An Italian-American living la dolce vita in the Deep South

An Italian-American living la dolce vita in the Deep South

Monday, December 10, 2012

The Christmas Flu and Mr. Bubbles

So, I take our little guy to the doctor, and he tests positive for the flu.

"I have the flu," he announces to his brothers when we come home. He almost sounds proud.

His brothers aren't impressed; in fact, they are horrified.

"Look, don't come within five feet of me," orders Nicholas. "I have exams coming up. I just can't get the flu."

I think Timothy looks a little insulted, but it's hard to tell because he looks so pitiful. Anyway, I medicate him, bundle him up in blankets, and within five minutes he's sound asleep on the couch.

I then prepare to do battle which, for me, means a trip to the grocery store to stock our pantry. Everything I don't usually buy, I do. With a sick child who doesn't have an appetite, I don't care what he eats as long as he eats. So things like popsicles, ice cream sandwiches, and Kraft macaroni and cheese (not the regular kind, mind you, but the Sponge Bob kind) make it into my shopping cart along with jello, applesauce, and ingredients for a variety of soups. For good measure, I also pick up a big jug of Mr. Bubbles because nothing is more soothing and relaxing than a good bubble bath (my ultimate secret weapon with all illnesses).

Later that night we're all sitting in the family room watching the season finale of The Amazing Race, and during a commercial Nicholas and Jonathan give Timothy some orders.

"Five feet. That's how far you need to stay away from me," reminds Nicholas.

"Don't get your flu germs all over the Wii," says Jonathan. "Don't use the purple controller. Don't use the black controller."

Well, we only have a purple and black controller, and Timothy opens his mouth to say something. I have a feeling it's not something good, so I intervene.

"Timothy, don't listen to your brothers. You'll be home without them, and you can do whatever you want. You can even go roll around in their beds and breathe on their pillows."

"Mom!" yell the older boys.

But Timothy can hold his own because a few commercials later he stands in front of Nicholas and asks him if this is five feet.

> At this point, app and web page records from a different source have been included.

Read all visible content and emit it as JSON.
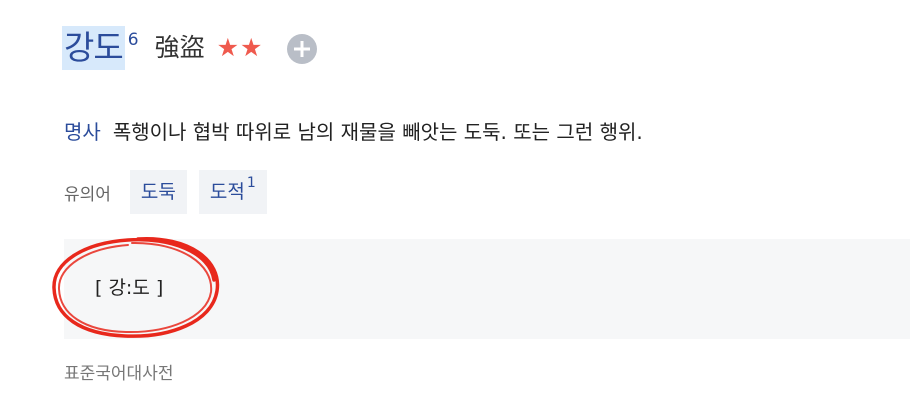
{
  "entry": {
    "headword": "강도",
    "homonym_number": "6",
    "hanja": "強盜",
    "importance_stars": "★★",
    "star_count": 2,
    "add_icon": "plus-circle-icon",
    "part_of_speech": "명사",
    "definition": "폭행이나 협박 따위로 남의 재물을 빼앗는 도둑. 또는 그런 행위.",
    "synonym_label": "유의어",
    "synonyms": [
      {
        "word": "도둑",
        "sup": ""
      },
      {
        "word": "도적",
        "sup": "1"
      }
    ],
    "pronunciation": "[ 강:도 ]",
    "source": "표준국어대사전"
  },
  "colors": {
    "link_blue": "#2b4c9b",
    "highlight": "#d7e9fb",
    "star_red": "#ef5a4e",
    "annotation_red": "#e8281c"
  }
}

When Nicholas says yes, Timothy takes a giant step forward.

"Four feet," he says with a grin. He takes another step. "And now it's three feet."

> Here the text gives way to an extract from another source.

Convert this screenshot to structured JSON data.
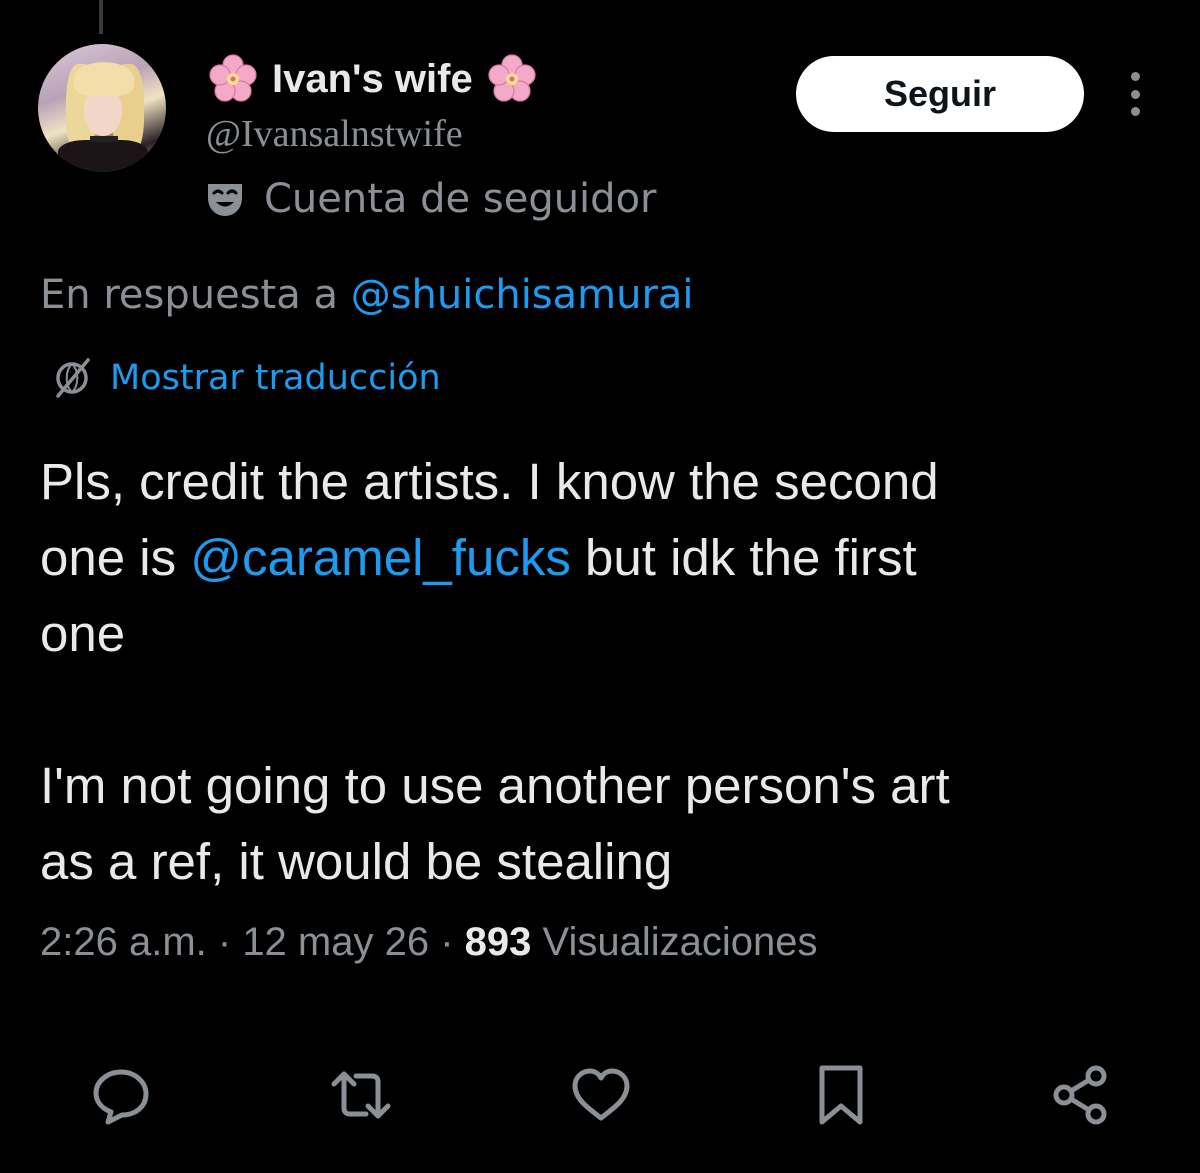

This time Dad intervenes.

For someone who is supposed to be sick, and who looks like death warmed over, Timothy is not going to let some silly flu bug stop him from having fun. He sets up Star Wars Monopoly on the kitchen table so we can play all day (guess who is included in that we?), he places Scrabble Junior and Guess Who? next to the couch, and the Lego bins are ready and waiting.

Something tells me this is going to be a long week ...

and I am thinking that I just may have to keep Mr. Bubbles for myself.


tiziana said...

Caro, caro piccolo Timothy, come vorrei anch'io essere lì con te questo weekend per giocare a Star Wars Monopoly, Scrabble o Lego. Per fortuna hai una mamma bravissima che starà con te tante, tante ore.
Auguri piccolo Timothy, speriamo che l'influenza ti passi presto. Devi dire ai tuoi fratelloni che quando staranno male, dovranno starti lontano 4 passi e che i loro passi sono molto più grandi dei tuoi.
Un bacino.

Miss Stewart and Students said...

What was that commercial from our youth? "Mr. Bubbles, take me away?" Oh wait, it was Calgon. (You might be too young to remember...)

I'm glad he was feeling good enough to give as good as he got!

Jenna Walker Cremeans said...

I love that your little guy had the gumption to stand up for himself! :) And only the best moms buy fun macaroni and bubble bath for their kids when they are sick!